Yanks' No. 5 prospect expected to get playing time over season's final two months
By Nick Suss
NEW YORK -- Less than a week after the Yankees made a series of trades to bolster the future, a man long thought to be a key component of that future has arrived at Yankee Stadium.
The Yankees called up catcher Gary Sanchez from Triple-A Scranton/Wilkes-Barre in advance of Wednesday's matchup vs. the Mets. To counter the move, the Yankees optioned outfielder Ben Gamel to Scranton. Sanchez, the Yankees' No. 5 prospect, hit eighth and was the designated hitter for the Yankees.
Sanchez's Wednesday wasn't perfect, but it was one to remember. After striking out and popping out in his first two at-bats, Sanchez notched his first career MLB hit in the seventh inning of the Yankees' 9-5 win, leading off the frame with a single. He advanced to third when Aaron Hicks doubled into right field and later came around to score on a Rob Refsnyder sacrifice fly.
Sanchez came up to the plate one more time and struck out again, making his final line 1-for-4 with a run scored and two strikeouts. And even though he didn't play the field, he did come away with a ball, too. After his hit, the ball was flipped into the dugout for Sanchez to keep.
"Expectations are he just goes out and plays the way that we feel he's capable of playing," Yankees manager Joe Girardi said. "He's going to catch some and he's going to DH some. We're going to try to get him some experience in a lot of different ways."
To illustrate what Girardi thinks Sanchez is capable of, the youngster hit .282 with an .807 OPS and 10 home runs in 71 games in Triple-A this season. This is the third time Sanchez has been called up to the Major League club and the second time in 2016. He appeared in three games over his previous two stints and was 0-for-6 with two strikeouts. Girardi said that he feels Sanchez has pressed a little too much in those stints, just as he did in Spring Training this season.
Sanchez doesn't necessarily agree.

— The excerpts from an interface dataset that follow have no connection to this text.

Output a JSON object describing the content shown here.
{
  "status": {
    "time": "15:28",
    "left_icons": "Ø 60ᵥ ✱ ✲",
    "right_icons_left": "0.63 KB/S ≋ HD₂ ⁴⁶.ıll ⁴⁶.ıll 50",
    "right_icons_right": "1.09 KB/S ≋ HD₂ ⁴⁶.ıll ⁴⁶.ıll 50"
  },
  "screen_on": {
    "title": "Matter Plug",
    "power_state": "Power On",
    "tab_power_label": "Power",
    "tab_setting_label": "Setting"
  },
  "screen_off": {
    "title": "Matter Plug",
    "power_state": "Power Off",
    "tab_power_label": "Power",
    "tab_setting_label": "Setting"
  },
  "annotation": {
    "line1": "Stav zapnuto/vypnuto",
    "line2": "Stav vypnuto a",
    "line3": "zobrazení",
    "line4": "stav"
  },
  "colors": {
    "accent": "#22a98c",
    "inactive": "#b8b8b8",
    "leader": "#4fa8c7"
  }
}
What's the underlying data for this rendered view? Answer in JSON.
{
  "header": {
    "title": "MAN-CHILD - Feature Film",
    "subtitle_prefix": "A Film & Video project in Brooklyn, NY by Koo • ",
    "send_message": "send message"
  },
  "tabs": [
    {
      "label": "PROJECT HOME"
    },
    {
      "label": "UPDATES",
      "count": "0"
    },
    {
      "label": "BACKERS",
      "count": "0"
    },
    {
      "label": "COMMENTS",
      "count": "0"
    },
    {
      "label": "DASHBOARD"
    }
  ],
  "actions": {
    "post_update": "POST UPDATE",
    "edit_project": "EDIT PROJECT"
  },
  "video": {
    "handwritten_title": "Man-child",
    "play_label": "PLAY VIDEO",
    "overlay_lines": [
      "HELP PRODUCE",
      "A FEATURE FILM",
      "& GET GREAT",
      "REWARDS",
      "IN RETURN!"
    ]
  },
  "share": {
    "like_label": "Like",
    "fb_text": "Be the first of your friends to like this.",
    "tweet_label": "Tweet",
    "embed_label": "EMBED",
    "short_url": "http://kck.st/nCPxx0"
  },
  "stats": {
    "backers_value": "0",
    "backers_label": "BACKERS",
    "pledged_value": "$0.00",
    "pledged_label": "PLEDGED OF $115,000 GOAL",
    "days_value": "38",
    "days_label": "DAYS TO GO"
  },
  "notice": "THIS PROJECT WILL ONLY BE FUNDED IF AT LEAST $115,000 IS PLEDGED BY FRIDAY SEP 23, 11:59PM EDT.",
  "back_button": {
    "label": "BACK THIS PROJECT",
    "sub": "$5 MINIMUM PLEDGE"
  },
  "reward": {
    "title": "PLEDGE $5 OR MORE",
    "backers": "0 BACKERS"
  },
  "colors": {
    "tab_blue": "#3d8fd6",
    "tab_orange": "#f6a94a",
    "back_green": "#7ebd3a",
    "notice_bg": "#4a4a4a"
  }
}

"It's not that I put a lot of pressure on myself. It's that I couldn't get the results that I wanted," Sanchez said. "I just kept working hard and now I'm here again."
The 23-year-old has been in the organization since 2009, when the Yankees signed him as an amateur free agent when he was just 16 years old. Prior to the non-waiver Trade Deadline acquisitions of Clint Frazier and Gleyber Torres, Sanchez ranked as high as No. 3 among Yankees prospects.
With this recent influx of young players, the perception is that the Yankees are going to continue building for the future, and Girardi confirmed that might include calling up more and more rookies throughout 2016, even before rosters expand in September. But to Girardi, bringing in fresh talent isn't a concession by any means. In fact, it's quite the opposite.
"Part of that is we believe these guys can help us," Girardi said. "We believe that Gary Sanchez can help us in a sense. The reason we called up [Rob Refsnyder] is that we believe he can help us offensively and he has. In saying that, we're still trying to win and we figure that these guys are going to give us an opportunity."
The Yankees announced prior to Wednesday's game that pitcher Jacob Lindgren will be undergoing Tommy John surgery Friday. The 23-year-old left-hander was the Yankees' second-round Draft pick in 2014 and has pitched with Class A Advanced Tampa this season. Said Girardi: "He was having problems before and it just didn't work out."
Nick Suss is a reporter for MLB.com based in New York. This story was not subject to the approval of Major League Baseball or its clubs.